Canada raises more than $3.8B for girls' education at G7
U.S. did not contribute to fund, PMO confirms
The Canadian government announced at the G7 summit in Quebec that it has raised more than $3.8 billion in an effort with other countries to send the world's poorest girls to school.
That includes a $400-million investment from Canada as part of the overall three-year commitment, and also includes contributions from G7 partners and the World Bank.
Canada, along with the European Union, Germany, Japan, the United Kingdom, and the World Bank, will partner on the funds, which will go towards supporting women acquiring job skills, improving teacher training to improve curriculum for girls, expanding the quality of data available on female education and promoting more coordination between humanitarian partners.
A spokesperson in the Prime Minister's Office confirmed no funds were offered by the U.S.
The money raised exceeds the $1.3 billion US over three years that a coalition of 30 non-governmental organizations had called on Prime Minister Justin Trudeau to raise as part of his chairmanship of the G7 this year.
"We need to work together to ensure all women and girls have access to quality education and modern skills training," Trudeau said.
"Investing in their education is not just the right thing to do, it's the smart thing to do. Given the chance, we know women and girls will drive positive change, and help build better lives for themselves, their families, their communities, and, in turn, the world."
One of Trudeau's themes for Canada's G7 chairmanship was gender equality and empowering women and girls.
Trudeau met this morning with his Gender Equality Advisory Council ahead of the expected announcement.

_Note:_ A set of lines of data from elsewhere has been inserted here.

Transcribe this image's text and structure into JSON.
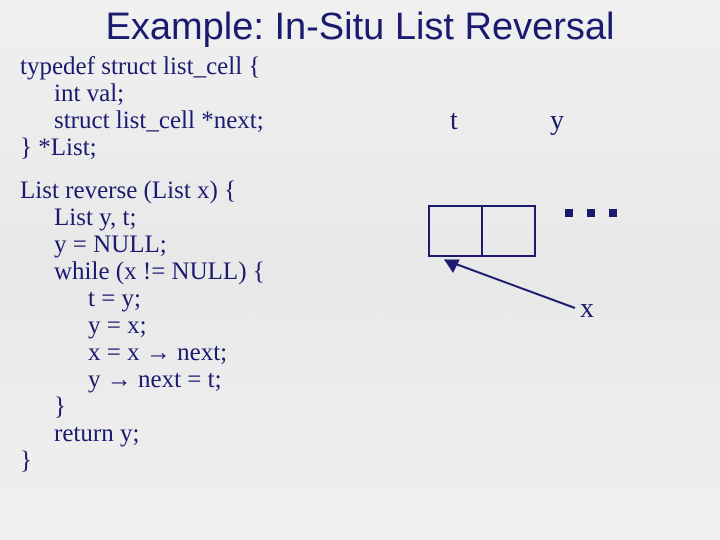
{
  "title": "Example: In-Situ List Reversal",
  "typedef": {
    "l1": "typedef struct list_cell {",
    "l2": "int val;",
    "l3": "struct list_cell *next;",
    "l4": "} *List;"
  },
  "func": {
    "l1": "List reverse (List x) {",
    "l2": "List y, t;",
    "l3": "y = NULL;",
    "l4": "while (x != NULL) {",
    "l5": "t = y;",
    "l6": "y = x;",
    "l7a": "x = x ",
    "l7b": " next;",
    "l8a": "y ",
    "l8b": " next = t;",
    "l9": "}",
    "l10": "return y;",
    "l11": "}"
  },
  "arrow_glyph": "→",
  "diagram": {
    "t": "t",
    "y": "y",
    "x": "x"
  }
}
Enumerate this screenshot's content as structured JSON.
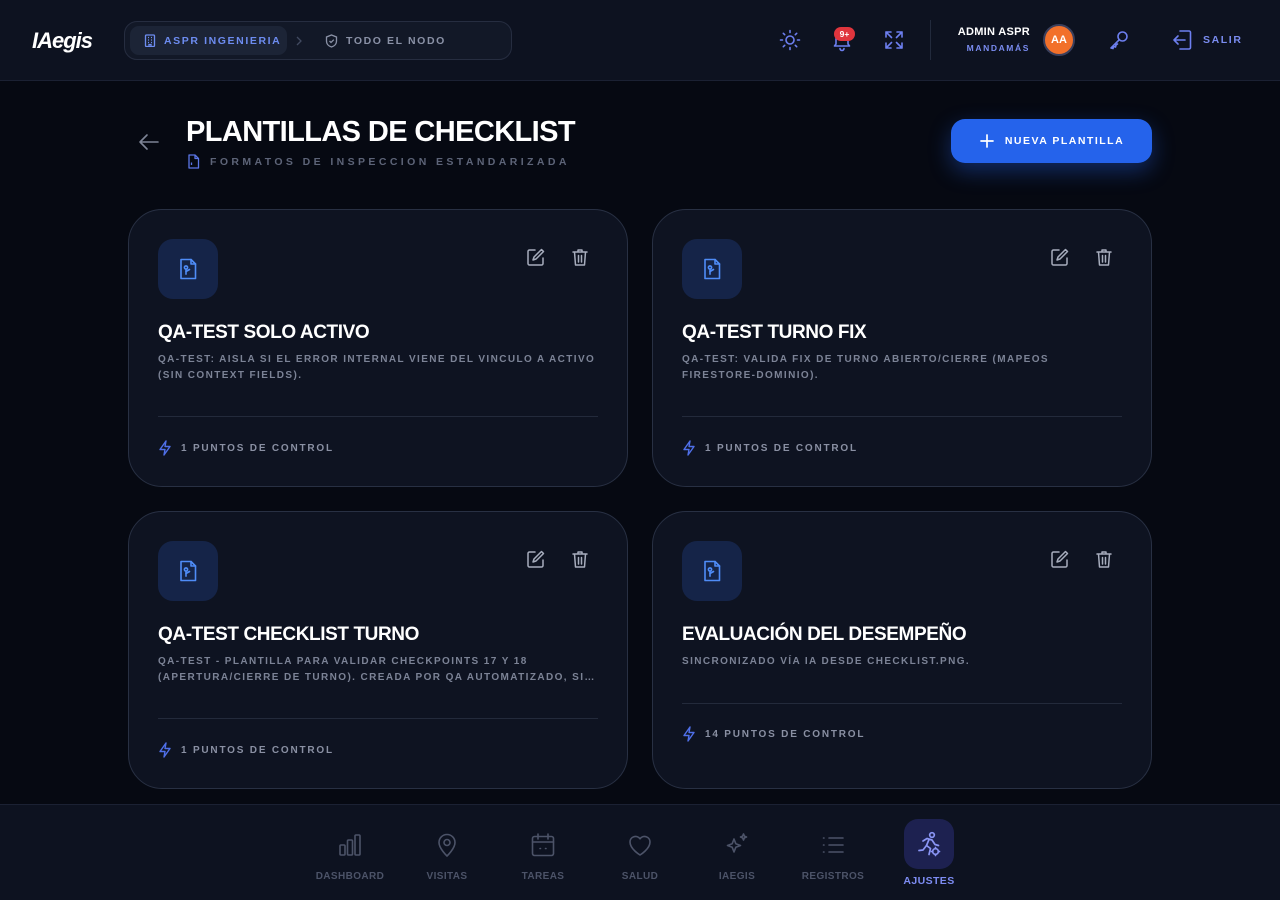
{
  "app": {
    "logo": "IAegis"
  },
  "header": {
    "breadcrumb": {
      "organization": "ASPR INGENIERIA",
      "scope": "TODO EL NODO"
    },
    "notifications_badge": "9+",
    "user": {
      "name": "ADMIN ASPR",
      "role": "MANDAMÁS",
      "initials": "AA"
    },
    "logout_label": "SALIR"
  },
  "page": {
    "title": "PLANTILLAS DE CHECKLIST",
    "subtitle": "FORMATOS DE INSPECCION ESTANDARIZADA",
    "new_button_label": "NUEVA PLANTILLA"
  },
  "templates": [
    {
      "title": "QA-TEST SOLO ACTIVO",
      "description": "QA-TEST: AISLA SI EL ERROR INTERNAL VIENE DEL VINCULO A ACTIVO (SIN CONTEXT FIELDS).",
      "checkpoints": "1 PUNTOS DE CONTROL"
    },
    {
      "title": "QA-TEST TURNO FIX",
      "description": "QA-TEST: VALIDA FIX DE TURNO ABIERTO/CIERRE (MAPEOS FIRESTORE-DOMINIO).",
      "checkpoints": "1 PUNTOS DE CONTROL"
    },
    {
      "title": "QA-TEST CHECKLIST TURNO",
      "description": "QA-TEST - PLANTILLA PARA VALIDAR CHECKPOINTS 17 Y 18 (APERTURA/CIERRE DE TURNO). CREADA POR QA AUTOMATIZADO, SIN IMPACTO EN PRODUCCIÓN.",
      "checkpoints": "1 PUNTOS DE CONTROL"
    },
    {
      "title": "EVALUACIÓN DEL DESEMPEÑO",
      "description": "SINCRONIZADO VÍA IA DESDE CHECKLIST.PNG.",
      "checkpoints": "14 PUNTOS DE CONTROL"
    }
  ],
  "bottom_nav": {
    "items": [
      {
        "label": "DASHBOARD",
        "icon": "bar-chart-icon"
      },
      {
        "label": "VISITAS",
        "icon": "map-pin-icon"
      },
      {
        "label": "TAREAS",
        "icon": "calendar-icon"
      },
      {
        "label": "SALUD",
        "icon": "heart-icon"
      },
      {
        "label": "IAEGIS",
        "icon": "sparkles-icon"
      },
      {
        "label": "REGISTROS",
        "icon": "list-icon"
      },
      {
        "label": "AJUSTES",
        "icon": "settings-running-icon"
      }
    ],
    "active": "AJUSTES"
  },
  "colors": {
    "background": "#060912",
    "surface": "#0e1321",
    "accent": "#2563eb",
    "accent_text": "#7a8cf0",
    "badge": "#e0353d",
    "avatar": "#f2702a"
  }
}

He spoke of the importance of educating girls in remarks at the start of the meeting, which included his fellow G7 leaders and Christine Lagarde, the managing director of the International Monetary Fund.
With files from CBC News